Data supplied section start

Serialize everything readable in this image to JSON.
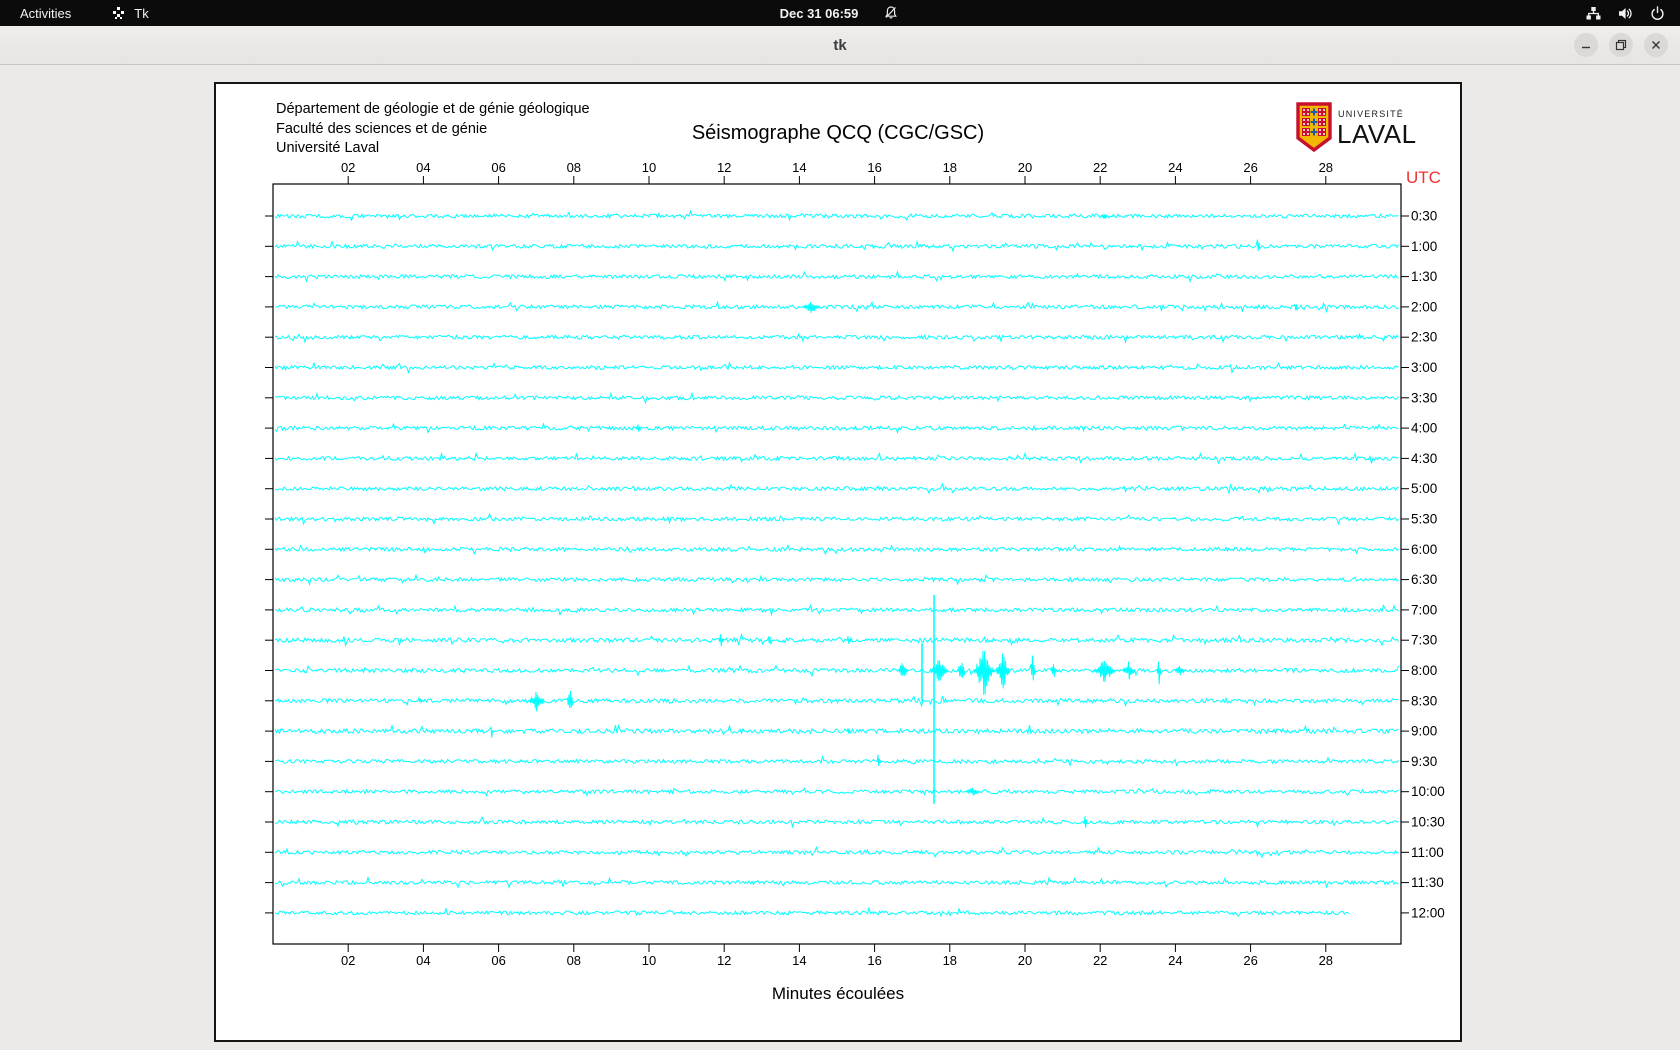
{
  "desktop": {
    "top_bar": {
      "activities_label": "Activities",
      "app_name": "Tk",
      "clock": "Dec 31  06:59",
      "status_icons": [
        "notifications-off-icon",
        "network-wired-icon",
        "volume-icon",
        "power-icon"
      ]
    },
    "window": {
      "title": "tk",
      "controls": [
        "minimize",
        "maximize",
        "close"
      ]
    }
  },
  "seismograph": {
    "header_lines": [
      "Département de géologie et de génie géologique",
      "Faculté des sciences et de génie",
      "Université Laval"
    ],
    "title": "Séismographe QCQ (CGC/GSC)",
    "logo": {
      "line1": "UNIVERSITÉ",
      "line2": "LAVAL"
    },
    "utc_label": "UTC",
    "xlabel": "Minutes écoulées",
    "trace_color": "#00ffff",
    "chart_data": {
      "type": "seismogram",
      "x_axis": {
        "min": 0,
        "max": 30,
        "tick_step": 2,
        "tick_labels": [
          "02",
          "04",
          "06",
          "08",
          "10",
          "12",
          "14",
          "16",
          "18",
          "20",
          "22",
          "24",
          "26",
          "28"
        ]
      },
      "rows": [
        {
          "label": "0:30",
          "events": [
            {
              "m": 22.1,
              "w": 0.2,
              "up": 4,
              "down": 4
            }
          ]
        },
        {
          "label": "1:00",
          "events": [
            {
              "m": 26.2,
              "w": 0.1,
              "up": 11,
              "down": 11
            }
          ]
        },
        {
          "label": "1:30",
          "events": []
        },
        {
          "label": "2:00",
          "events": [
            {
              "m": 14.3,
              "w": 0.5,
              "up": 5,
              "down": 6
            },
            {
              "m": 27.2,
              "w": 0.08,
              "up": 7,
              "down": 7
            }
          ]
        },
        {
          "label": "2:30",
          "events": []
        },
        {
          "label": "3:00",
          "events": []
        },
        {
          "label": "3:30",
          "events": []
        },
        {
          "label": "4:00",
          "events": [
            {
              "m": 9.7,
              "w": 0.15,
              "up": 4,
              "down": 4
            }
          ]
        },
        {
          "label": "4:30",
          "events": []
        },
        {
          "label": "5:00",
          "events": []
        },
        {
          "label": "5:30",
          "events": []
        },
        {
          "label": "6:00",
          "events": []
        },
        {
          "label": "6:30",
          "events": []
        },
        {
          "label": "7:00",
          "events": []
        },
        {
          "label": "7:30",
          "noise": 1.15,
          "events": [
            {
              "m": 11.9,
              "w": 0.15,
              "up": 6,
              "down": 6
            },
            {
              "m": 13.2,
              "w": 0.1,
              "up": 7,
              "down": 7
            },
            {
              "m": 15.3,
              "w": 0.1,
              "up": 5,
              "down": 6
            }
          ]
        },
        {
          "label": "8:00",
          "noise": 1.1,
          "events": [
            {
              "m": 16.75,
              "w": 0.25,
              "up": 12,
              "down": 12
            },
            {
              "m": 17.7,
              "w": 0.5,
              "up": 11,
              "down": 11
            },
            {
              "m": 18.3,
              "w": 0.2,
              "up": 13,
              "down": 13
            },
            {
              "m": 18.9,
              "w": 0.55,
              "up": 21,
              "down": 26
            },
            {
              "m": 19.4,
              "w": 0.4,
              "up": 17,
              "down": 18
            },
            {
              "m": 20.2,
              "w": 0.15,
              "up": 15,
              "down": 10
            },
            {
              "m": 20.75,
              "w": 0.2,
              "up": 7,
              "down": 7
            },
            {
              "m": 22.1,
              "w": 0.6,
              "up": 10,
              "down": 12
            },
            {
              "m": 22.75,
              "w": 0.35,
              "up": 9,
              "down": 9
            },
            {
              "m": 23.55,
              "w": 0.12,
              "up": 9,
              "down": 14
            },
            {
              "m": 24.1,
              "w": 0.3,
              "up": 5,
              "down": 5
            }
          ]
        },
        {
          "label": "8:30",
          "noise": 1.1,
          "events": [
            {
              "m": 3.9,
              "w": 0.1,
              "up": 5,
              "down": 5
            },
            {
              "m": 7.0,
              "w": 0.45,
              "up": 9,
              "down": 11
            },
            {
              "m": 7.9,
              "w": 0.18,
              "up": 17,
              "down": 20
            }
          ]
        },
        {
          "label": "9:00",
          "noise": 1.2,
          "events": [
            {
              "m": 5.8,
              "w": 0.08,
              "up": 4,
              "down": 7
            },
            {
              "m": 15.3,
              "w": 0.1,
              "up": 6,
              "down": 7
            }
          ]
        },
        {
          "label": "9:30",
          "events": [
            {
              "m": 16.1,
              "w": 0.1,
              "up": 14,
              "down": 6
            }
          ]
        },
        {
          "label": "10:00",
          "events": [
            {
              "m": 18.6,
              "w": 0.4,
              "up": 4,
              "down": 4
            }
          ]
        },
        {
          "label": "10:30",
          "events": [
            {
              "m": 21.6,
              "w": 0.15,
              "up": 6,
              "down": 6
            }
          ]
        },
        {
          "label": "11:00",
          "events": []
        },
        {
          "label": "11:30",
          "events": []
        },
        {
          "label": "12:00",
          "end_min": 28.65,
          "events": []
        }
      ],
      "crossing_spikes": [
        {
          "m": 17.26,
          "top_row": 15,
          "top_off": 3,
          "bot_row": 17,
          "bot_off": 0
        },
        {
          "m": 17.58,
          "top_row": 14,
          "top_off": -15,
          "bot_row": 20,
          "bot_off": 12
        }
      ]
    }
  }
}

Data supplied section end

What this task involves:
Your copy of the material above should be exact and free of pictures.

Answer to the exercise:
Serialize everything readable in this image to JSON.
{
  "desktop": {
    "top_bar": {
      "activities_label": "Activities",
      "app_name": "Tk",
      "clock": "Dec 31  06:59",
      "status_icons": [
        "notifications-off-icon",
        "network-wired-icon",
        "volume-icon",
        "power-icon"
      ]
    },
    "window": {
      "title": "tk",
      "controls": [
        "minimize",
        "maximize",
        "close"
      ]
    }
  },
  "seismograph": {
    "header_lines": [
      "Département de géologie et de génie géologique",
      "Faculté des sciences et de génie",
      "Université Laval"
    ],
    "title": "Séismographe QCQ (CGC/GSC)",
    "logo": {
      "line1": "UNIVERSITÉ",
      "line2": "LAVAL"
    },
    "utc_label": "UTC",
    "xlabel": "Minutes écoulées",
    "trace_color": "#00ffff",
    "chart_data": {
      "type": "seismogram",
      "x_axis": {
        "min": 0,
        "max": 30,
        "tick_step": 2,
        "tick_labels": [
          "02",
          "04",
          "06",
          "08",
          "10",
          "12",
          "14",
          "16",
          "18",
          "20",
          "22",
          "24",
          "26",
          "28"
        ]
      },
      "rows": [
        {
          "label": "0:30",
          "events": [
            {
              "m": 22.1,
              "w": 0.2,
              "up": 4,
              "down": 4
            }
          ]
        },
        {
          "label": "1:00",
          "events": [
            {
              "m": 26.2,
              "w": 0.1,
              "up": 11,
              "down": 11
            }
          ]
        },
        {
          "label": "1:30",
          "events": []
        },
        {
          "label": "2:00",
          "events": [
            {
              "m": 14.3,
              "w": 0.5,
              "up": 5,
              "down": 6
            },
            {
              "m": 27.2,
              "w": 0.08,
              "up": 7,
              "down": 7
            }
          ]
        },
        {
          "label": "2:30",
          "events": []
        },
        {
          "label": "3:00",
          "events": []
        },
        {
          "label": "3:30",
          "events": []
        },
        {
          "label": "4:00",
          "events": [
            {
              "m": 9.7,
              "w": 0.15,
              "up": 4,
              "down": 4
            }
          ]
        },
        {
          "label": "4:30",
          "events": []
        },
        {
          "label": "5:00",
          "events": []
        },
        {
          "label": "5:30",
          "events": []
        },
        {
          "label": "6:00",
          "events": []
        },
        {
          "label": "6:30",
          "events": []
        },
        {
          "label": "7:00",
          "events": []
        },
        {
          "label": "7:30",
          "noise": 1.15,
          "events": [
            {
              "m": 11.9,
              "w": 0.15,
              "up": 6,
              "down": 6
            },
            {
              "m": 13.2,
              "w": 0.1,
              "up": 7,
              "down": 7
            },
            {
              "m": 15.3,
              "w": 0.1,
              "up": 5,
              "down": 6
            }
          ]
        },
        {
          "label": "8:00",
          "noise": 1.1,
          "events": [
            {
              "m": 16.75,
              "w": 0.25,
              "up": 12,
              "down": 12
            },
            {
              "m": 17.7,
              "w": 0.5,
              "up": 11,
              "down": 11
            },
            {
              "m": 18.3,
              "w": 0.2,
              "up": 13,
              "down": 13
            },
            {
              "m": 18.9,
              "w": 0.55,
              "up": 21,
              "down": 26
            },
            {
              "m": 19.4,
              "w": 0.4,
              "up": 17,
              "down": 18
            },
            {
              "m": 20.2,
              "w": 0.15,
              "up": 15,
              "down": 10
            },
            {
              "m": 20.75,
              "w": 0.2,
              "up": 7,
              "down": 7
            },
            {
              "m": 22.1,
              "w": 0.6,
              "up": 10,
              "down": 12
            },
            {
              "m": 22.75,
              "w": 0.35,
              "up": 9,
              "down": 9
            },
            {
              "m": 23.55,
              "w": 0.12,
              "up": 9,
              "down": 14
            },
            {
              "m": 24.1,
              "w": 0.3,
              "up": 5,
              "down": 5
            }
          ]
        },
        {
          "label": "8:30",
          "noise": 1.1,
          "events": [
            {
              "m": 3.9,
              "w": 0.1,
              "up": 5,
              "down": 5
            },
            {
              "m": 7.0,
              "w": 0.45,
              "up": 9,
              "down": 11
            },
            {
              "m": 7.9,
              "w": 0.18,
              "up": 17,
              "down": 20
            }
          ]
        },
        {
          "label": "9:00",
          "noise": 1.2,
          "events": [
            {
              "m": 5.8,
              "w": 0.08,
              "up": 4,
              "down": 7
            },
            {
              "m": 15.3,
              "w": 0.1,
              "up": 6,
              "down": 7
            }
          ]
        },
        {
          "label": "9:30",
          "events": [
            {
              "m": 16.1,
              "w": 0.1,
              "up": 14,
              "down": 6
            }
          ]
        },
        {
          "label": "10:00",
          "events": [
            {
              "m": 18.6,
              "w": 0.4,
              "up": 4,
              "down": 4
            }
          ]
        },
        {
          "label": "10:30",
          "events": [
            {
              "m": 21.6,
              "w": 0.15,
              "up": 6,
              "down": 6
            }
          ]
        },
        {
          "label": "11:00",
          "events": []
        },
        {
          "label": "11:30",
          "events": []
        },
        {
          "label": "12:00",
          "end_min": 28.65,
          "events": []
        }
      ],
      "crossing_spikes": [
        {
          "m": 17.26,
          "top_row": 15,
          "top_off": 3,
          "bot_row": 17,
          "bot_off": 0
        },
        {
          "m": 17.58,
          "top_row": 14,
          "top_off": -15,
          "bot_row": 20,
          "bot_off": 12
        }
      ]
    }
  }
}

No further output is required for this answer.